The Future

networking is still evolving. Major changes at the kernel layer will bring a very flexible configuration scheme that will allow you to configure the network devices at run time. For instance, the ifconfig command will take arguments that set the IRQ line and DMA channel.

Another change to come soon is the additional mtu flag to the route command which will set the Maximum Transmission Unit for a particular route. This route-specific MTU overrides the MTU specified for the interface. You will typically use this option for routes through a gateway, where the link between the gateway and the destination host requires a very low MTU. For instance, assume host wanderer is connected to vlager through a SLIP link. When sending data from vstout to wanderer, the networking layer on wanderer would would use packets of up to 1500 bytes, because packets are sent across the Ethernet.
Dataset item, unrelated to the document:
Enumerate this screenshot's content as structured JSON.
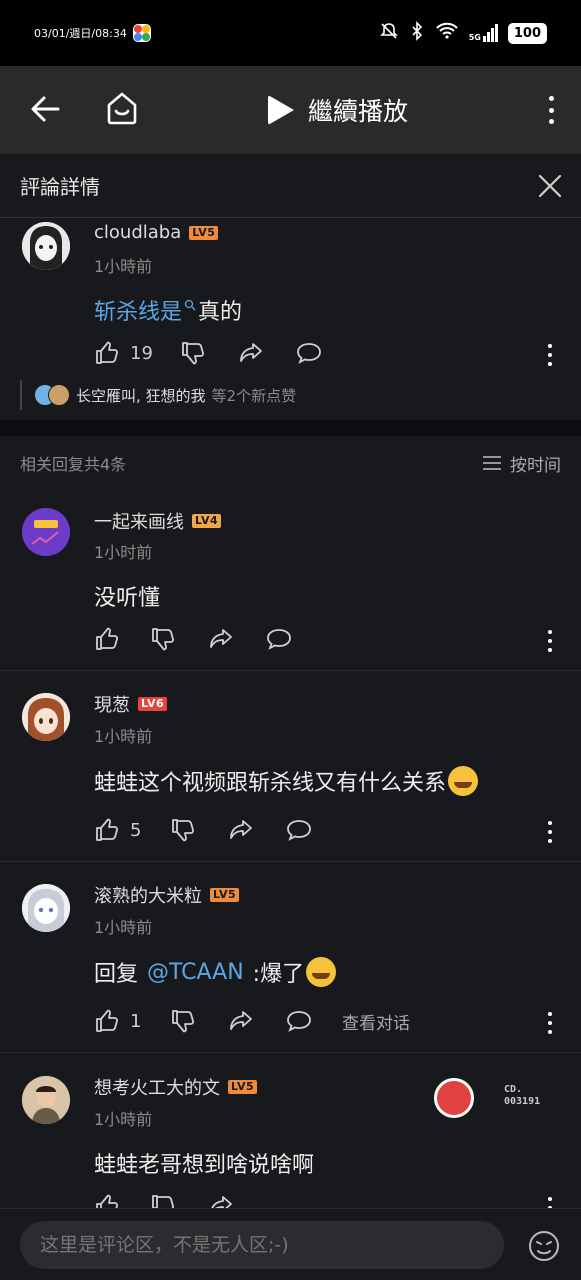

The SLIP link, on the other hand, is operated with an MTU of 296, so the network layer on vlager would have to break up the IP packets into smaller fragments that fit into 296 bytes. If instead, you would have configured the route on vstout to use a MTU of 296 right from the start, this relatively expensive fragmentation could be avoided:

           # route add wanderer gw vlager mtu 296
Note that the mtu option also allows you to selectively undo the effects of the `Subnets Are Local' Policy (SNARL). This policy is a kernel configuration option and is described in chapter-gif.

Andrew Anderson
Thu Mar 7 23:22:06 EST 1996